At length when the “I will” is once spoken in response to the suggestion of God to the soul, the exercitant finds in contemplating the passion of our Lord strength for the struggle that awaits him.
1St. Matt., XVI-26.
2Ep. to the Philip., II—8.
3Canticle of Canticles, II-16.
5Brother Daronat, born at Bosas, in Ardeche, entered the novitiate the 20th of July, 1876, and died piously in the Lord at Caesarea in the mission of Armenia.
6Histoire de la Venerable Mere Barat, par Mgr. Baunard, Poussielgue.

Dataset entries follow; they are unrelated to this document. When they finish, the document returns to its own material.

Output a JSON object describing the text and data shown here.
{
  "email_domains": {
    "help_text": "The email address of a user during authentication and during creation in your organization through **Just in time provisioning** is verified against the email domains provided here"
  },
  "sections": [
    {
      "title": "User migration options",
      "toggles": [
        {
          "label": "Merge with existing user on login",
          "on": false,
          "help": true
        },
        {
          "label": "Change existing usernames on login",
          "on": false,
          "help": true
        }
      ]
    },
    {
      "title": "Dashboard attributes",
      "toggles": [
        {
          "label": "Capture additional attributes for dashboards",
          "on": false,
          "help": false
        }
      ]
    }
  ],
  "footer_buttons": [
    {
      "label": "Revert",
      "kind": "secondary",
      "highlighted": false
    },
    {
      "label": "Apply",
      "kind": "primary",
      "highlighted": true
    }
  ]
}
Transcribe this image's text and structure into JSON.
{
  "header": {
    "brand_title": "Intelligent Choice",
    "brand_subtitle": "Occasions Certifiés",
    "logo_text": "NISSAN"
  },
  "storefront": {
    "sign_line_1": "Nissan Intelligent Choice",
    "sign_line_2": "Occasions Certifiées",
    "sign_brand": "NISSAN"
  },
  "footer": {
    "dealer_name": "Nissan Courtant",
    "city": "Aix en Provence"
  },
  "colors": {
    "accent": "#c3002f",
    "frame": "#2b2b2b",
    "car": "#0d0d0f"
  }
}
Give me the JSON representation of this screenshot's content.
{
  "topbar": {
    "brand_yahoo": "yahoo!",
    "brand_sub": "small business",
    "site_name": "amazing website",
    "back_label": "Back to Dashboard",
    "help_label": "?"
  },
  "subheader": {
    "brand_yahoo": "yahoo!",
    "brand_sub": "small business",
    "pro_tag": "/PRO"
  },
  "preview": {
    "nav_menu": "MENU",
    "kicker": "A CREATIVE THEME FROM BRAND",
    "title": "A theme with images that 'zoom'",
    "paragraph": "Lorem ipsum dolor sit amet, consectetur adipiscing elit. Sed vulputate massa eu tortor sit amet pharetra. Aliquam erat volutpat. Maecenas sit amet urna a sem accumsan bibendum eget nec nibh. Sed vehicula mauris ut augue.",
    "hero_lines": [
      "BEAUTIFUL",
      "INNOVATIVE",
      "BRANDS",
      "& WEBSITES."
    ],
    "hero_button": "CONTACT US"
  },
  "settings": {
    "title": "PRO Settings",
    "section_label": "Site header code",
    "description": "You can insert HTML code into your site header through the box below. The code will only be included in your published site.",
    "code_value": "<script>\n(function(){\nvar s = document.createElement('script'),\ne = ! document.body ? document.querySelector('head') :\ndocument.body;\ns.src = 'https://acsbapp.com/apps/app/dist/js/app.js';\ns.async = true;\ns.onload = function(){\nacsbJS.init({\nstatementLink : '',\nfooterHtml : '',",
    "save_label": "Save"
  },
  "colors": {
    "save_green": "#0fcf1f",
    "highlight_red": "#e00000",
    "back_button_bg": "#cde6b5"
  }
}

Striking examples of this growth and fruitfulness of fervent religious bodies are found among the communities laboring in this country. Such, for instance, is that well-known foundation of Blessed Mother Julie Billiart in 1804. The Sisters of Notre Dame, organized exclusively for apostolic teaching, now number thirty-five hundred, educating, in over one hundred and fifty convents, about one hundred and fifty thousand pupils throughout Belgium, England, Scotland, Africa, and America. These Sisters came to America in 1840 and now have in this country over fifty establishments between the Atlantic and Pacific coasts and about thirty-five thousand pupils. (Translator's note.)
In Thy Courts - Chapter 3 - How the Call is Made Manifest